Casey and a group of state and city officials held a news conference last week to pressure Amtrak into acting.

Gray died in 2013 and during his time in office helped to raise millions of dollars for SEPTA, a commuter rail agency that uses the station.

Gray also regularly commuted on Amtrak between Philadelphia and Washington.

He was the first African American to chair the House Budget Committee and the first to serve as minority whip, the third highest-ranking position in the U.S. House. Gray represented the 2nd Congressional District from 1979 to 1991.

New Rochester Station Opens

October 9, 2017

The new Amtrak station in Rochester, New York, opened last Friday at the same location as the previous Amtrak-built modular facility.

The new station is fully ADA-compliant and has a new high-level platform serving two dedicated boarding tracks.

Attending a ribbon cutting ceremony were Congresswoman Louise Slaughter and Gov. Andrew Cuomo. During the ceremony, the eastbound and westbound Maple Leaf’s met at the new station.

Aside from the Maple Leaf, Rochester is served by the Lake Shore Limited and four Empire Service trains between New York and Niagara Falls, New York.

NOLA Service Suspended Due to Hurricane Nate

October 9, 2017

Amtrak suspended service to New Orleans on all routes over the weekend due to the approach of Hurricane Nate.

In a service advisory, Amtrak said the Sunset Limited would terminate and originate in San Antonio with no alternate transportation available between San Antonio and New Orleans.

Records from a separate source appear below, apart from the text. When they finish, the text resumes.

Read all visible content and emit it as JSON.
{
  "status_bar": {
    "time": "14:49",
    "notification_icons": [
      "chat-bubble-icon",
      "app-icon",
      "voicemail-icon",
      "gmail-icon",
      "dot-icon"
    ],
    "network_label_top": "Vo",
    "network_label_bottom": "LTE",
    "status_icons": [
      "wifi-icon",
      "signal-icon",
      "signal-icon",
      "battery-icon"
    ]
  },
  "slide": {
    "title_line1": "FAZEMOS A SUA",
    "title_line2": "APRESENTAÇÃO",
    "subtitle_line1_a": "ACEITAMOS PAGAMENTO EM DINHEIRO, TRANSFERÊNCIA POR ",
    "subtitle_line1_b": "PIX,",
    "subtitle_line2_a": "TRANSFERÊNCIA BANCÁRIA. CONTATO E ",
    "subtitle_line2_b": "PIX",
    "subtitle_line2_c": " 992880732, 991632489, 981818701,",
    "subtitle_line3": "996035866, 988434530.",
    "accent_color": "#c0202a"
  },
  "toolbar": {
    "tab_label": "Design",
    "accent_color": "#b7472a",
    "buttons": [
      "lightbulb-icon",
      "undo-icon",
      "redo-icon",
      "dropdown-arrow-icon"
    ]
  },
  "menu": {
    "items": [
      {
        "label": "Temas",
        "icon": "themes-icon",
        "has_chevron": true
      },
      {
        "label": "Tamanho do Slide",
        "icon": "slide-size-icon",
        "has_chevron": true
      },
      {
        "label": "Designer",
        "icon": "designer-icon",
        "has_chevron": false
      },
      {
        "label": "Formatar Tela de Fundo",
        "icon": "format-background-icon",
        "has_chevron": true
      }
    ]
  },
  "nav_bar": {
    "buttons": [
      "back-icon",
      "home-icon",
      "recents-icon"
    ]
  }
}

Trains 1 & 2 normally operate three-days-weekly between Los Angeles and New Orleans.

The Crescent terminated and originated in Birmingham, Alabama with no alternate transportation available between Birmingham and New Orleans.

The City of New Orleans originated and terminated in Jackson, Mississippi, with no alternate transportation available between Jackson and New Orleans.

As of Monday morning, Amtrak had not announced on its website when service to New Orleans and other affected intermediate stations would resume.